-- What needs to be done --
Work out how many lines in the data hold the string "JSON". Reply with only that number.

[[ Material provided open ]]

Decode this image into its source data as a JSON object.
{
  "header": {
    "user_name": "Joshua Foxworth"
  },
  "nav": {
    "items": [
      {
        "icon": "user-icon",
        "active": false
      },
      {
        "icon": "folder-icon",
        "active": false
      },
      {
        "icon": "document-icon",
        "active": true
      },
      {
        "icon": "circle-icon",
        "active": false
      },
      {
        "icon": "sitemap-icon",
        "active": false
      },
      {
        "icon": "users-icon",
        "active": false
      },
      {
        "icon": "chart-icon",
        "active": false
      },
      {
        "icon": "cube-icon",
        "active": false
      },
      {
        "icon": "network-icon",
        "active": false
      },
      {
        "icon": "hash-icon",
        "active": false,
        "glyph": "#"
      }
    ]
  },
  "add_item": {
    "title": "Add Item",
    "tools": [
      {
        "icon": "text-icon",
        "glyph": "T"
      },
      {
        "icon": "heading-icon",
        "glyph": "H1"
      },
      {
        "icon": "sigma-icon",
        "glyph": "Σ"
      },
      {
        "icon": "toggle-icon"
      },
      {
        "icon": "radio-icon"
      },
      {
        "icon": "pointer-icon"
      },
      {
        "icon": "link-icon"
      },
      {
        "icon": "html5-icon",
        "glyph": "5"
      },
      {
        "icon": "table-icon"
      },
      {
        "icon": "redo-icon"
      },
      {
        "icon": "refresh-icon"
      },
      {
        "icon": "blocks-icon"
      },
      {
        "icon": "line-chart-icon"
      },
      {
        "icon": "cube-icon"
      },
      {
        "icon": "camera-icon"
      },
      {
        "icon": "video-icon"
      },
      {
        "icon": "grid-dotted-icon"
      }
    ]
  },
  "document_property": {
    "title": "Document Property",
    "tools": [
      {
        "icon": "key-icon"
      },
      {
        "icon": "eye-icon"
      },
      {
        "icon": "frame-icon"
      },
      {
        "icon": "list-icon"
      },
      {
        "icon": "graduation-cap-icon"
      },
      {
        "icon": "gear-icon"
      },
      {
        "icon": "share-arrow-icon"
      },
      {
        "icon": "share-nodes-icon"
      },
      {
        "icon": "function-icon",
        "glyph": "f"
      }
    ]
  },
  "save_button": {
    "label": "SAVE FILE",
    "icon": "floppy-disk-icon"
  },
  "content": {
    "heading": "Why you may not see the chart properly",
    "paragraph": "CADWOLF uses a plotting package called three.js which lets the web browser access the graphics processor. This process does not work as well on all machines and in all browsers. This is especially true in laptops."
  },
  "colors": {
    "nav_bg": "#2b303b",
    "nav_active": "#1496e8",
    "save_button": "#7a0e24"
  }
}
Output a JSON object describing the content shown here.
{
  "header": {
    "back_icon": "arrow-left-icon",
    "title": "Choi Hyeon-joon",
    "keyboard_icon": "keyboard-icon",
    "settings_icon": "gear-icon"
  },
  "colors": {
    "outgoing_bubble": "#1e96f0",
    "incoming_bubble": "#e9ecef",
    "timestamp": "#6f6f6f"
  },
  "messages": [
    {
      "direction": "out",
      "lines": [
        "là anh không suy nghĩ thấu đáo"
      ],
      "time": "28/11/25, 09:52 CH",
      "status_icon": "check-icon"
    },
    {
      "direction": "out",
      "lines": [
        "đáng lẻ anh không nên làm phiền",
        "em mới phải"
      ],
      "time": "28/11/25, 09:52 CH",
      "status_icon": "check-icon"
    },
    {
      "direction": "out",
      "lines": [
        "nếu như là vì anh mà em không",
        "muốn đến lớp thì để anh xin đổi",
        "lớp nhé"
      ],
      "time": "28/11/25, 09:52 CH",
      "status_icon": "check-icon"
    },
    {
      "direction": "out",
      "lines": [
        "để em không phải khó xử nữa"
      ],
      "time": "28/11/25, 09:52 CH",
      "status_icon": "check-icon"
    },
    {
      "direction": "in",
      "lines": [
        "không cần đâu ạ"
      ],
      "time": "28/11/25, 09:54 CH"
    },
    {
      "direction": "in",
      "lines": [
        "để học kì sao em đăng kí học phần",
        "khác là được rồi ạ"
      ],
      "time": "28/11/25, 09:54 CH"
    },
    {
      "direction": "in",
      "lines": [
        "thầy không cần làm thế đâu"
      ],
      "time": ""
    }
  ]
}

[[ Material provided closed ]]
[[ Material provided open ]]

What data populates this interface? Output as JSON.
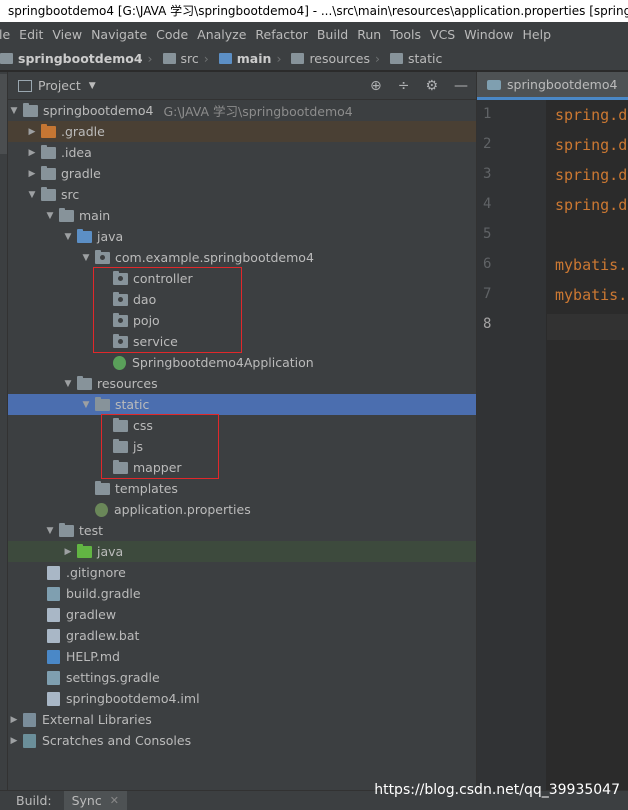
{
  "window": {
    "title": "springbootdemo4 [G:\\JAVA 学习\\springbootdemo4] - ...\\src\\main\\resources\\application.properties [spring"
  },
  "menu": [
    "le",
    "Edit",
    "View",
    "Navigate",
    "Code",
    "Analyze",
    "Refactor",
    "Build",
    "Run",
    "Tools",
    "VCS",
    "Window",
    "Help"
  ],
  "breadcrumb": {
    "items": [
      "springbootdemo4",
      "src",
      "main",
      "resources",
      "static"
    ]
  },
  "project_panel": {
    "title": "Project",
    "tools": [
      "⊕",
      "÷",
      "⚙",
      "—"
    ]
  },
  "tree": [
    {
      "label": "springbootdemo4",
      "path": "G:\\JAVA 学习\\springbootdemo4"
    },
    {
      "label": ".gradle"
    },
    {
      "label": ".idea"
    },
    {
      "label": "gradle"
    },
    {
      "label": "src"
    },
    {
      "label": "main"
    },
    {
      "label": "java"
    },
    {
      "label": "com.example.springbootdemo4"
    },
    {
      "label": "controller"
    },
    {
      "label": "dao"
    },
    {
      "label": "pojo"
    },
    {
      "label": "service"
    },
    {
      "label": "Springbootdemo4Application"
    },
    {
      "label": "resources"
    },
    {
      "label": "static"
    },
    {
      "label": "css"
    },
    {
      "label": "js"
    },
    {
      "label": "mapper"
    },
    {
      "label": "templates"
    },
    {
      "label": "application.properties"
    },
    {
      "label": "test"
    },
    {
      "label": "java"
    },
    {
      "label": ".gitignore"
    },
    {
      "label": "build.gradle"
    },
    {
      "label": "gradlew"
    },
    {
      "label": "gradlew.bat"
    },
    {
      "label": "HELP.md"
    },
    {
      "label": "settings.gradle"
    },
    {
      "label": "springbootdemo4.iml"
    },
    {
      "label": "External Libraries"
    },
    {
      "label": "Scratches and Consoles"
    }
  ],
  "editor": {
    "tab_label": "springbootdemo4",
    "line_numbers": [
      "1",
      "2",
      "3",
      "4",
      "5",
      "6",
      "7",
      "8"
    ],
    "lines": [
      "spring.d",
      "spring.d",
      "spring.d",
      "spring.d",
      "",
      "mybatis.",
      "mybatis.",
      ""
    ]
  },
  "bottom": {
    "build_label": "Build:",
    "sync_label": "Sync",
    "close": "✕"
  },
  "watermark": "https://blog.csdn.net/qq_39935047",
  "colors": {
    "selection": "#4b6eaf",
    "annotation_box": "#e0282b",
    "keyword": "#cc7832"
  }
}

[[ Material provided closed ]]
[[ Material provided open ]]

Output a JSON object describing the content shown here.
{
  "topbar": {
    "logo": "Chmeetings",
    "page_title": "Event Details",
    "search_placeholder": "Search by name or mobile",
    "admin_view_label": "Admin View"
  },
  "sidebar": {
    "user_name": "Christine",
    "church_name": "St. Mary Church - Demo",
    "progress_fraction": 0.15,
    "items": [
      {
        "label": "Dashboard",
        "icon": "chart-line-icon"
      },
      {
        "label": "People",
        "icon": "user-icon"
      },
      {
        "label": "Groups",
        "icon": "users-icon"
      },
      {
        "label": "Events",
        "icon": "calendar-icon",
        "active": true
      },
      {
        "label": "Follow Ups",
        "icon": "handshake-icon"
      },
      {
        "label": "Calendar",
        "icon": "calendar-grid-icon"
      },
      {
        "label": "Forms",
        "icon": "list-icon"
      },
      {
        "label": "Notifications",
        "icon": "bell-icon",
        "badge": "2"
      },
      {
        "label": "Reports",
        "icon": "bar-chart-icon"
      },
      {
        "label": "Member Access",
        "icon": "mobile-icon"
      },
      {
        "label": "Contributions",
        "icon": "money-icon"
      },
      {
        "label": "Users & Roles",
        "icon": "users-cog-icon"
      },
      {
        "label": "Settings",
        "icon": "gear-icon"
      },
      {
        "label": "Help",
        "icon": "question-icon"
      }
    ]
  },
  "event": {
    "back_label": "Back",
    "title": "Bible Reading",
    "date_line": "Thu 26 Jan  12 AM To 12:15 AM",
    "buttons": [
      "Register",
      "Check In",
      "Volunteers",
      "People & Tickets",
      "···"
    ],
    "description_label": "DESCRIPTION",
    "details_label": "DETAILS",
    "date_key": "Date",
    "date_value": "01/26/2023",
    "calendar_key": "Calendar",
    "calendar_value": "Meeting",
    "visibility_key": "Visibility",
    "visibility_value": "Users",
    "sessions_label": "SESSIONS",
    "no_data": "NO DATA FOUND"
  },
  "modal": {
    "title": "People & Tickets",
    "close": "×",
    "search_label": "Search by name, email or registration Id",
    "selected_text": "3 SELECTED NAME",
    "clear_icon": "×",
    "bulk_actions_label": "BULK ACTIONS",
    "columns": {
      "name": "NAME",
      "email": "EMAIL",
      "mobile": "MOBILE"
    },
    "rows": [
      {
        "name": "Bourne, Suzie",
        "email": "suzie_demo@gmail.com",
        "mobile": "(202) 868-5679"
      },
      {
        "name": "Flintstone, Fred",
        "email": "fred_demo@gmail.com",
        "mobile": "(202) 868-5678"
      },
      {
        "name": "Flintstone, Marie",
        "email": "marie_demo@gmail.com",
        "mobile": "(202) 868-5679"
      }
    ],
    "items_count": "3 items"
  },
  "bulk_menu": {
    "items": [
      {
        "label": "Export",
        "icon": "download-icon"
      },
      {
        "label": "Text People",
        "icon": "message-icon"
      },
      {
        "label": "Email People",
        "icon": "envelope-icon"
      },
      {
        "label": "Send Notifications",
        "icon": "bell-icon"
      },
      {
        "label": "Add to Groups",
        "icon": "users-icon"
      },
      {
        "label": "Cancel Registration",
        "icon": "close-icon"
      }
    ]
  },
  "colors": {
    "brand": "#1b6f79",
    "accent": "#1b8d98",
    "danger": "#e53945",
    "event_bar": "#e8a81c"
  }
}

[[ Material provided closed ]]

-- Finished task --
4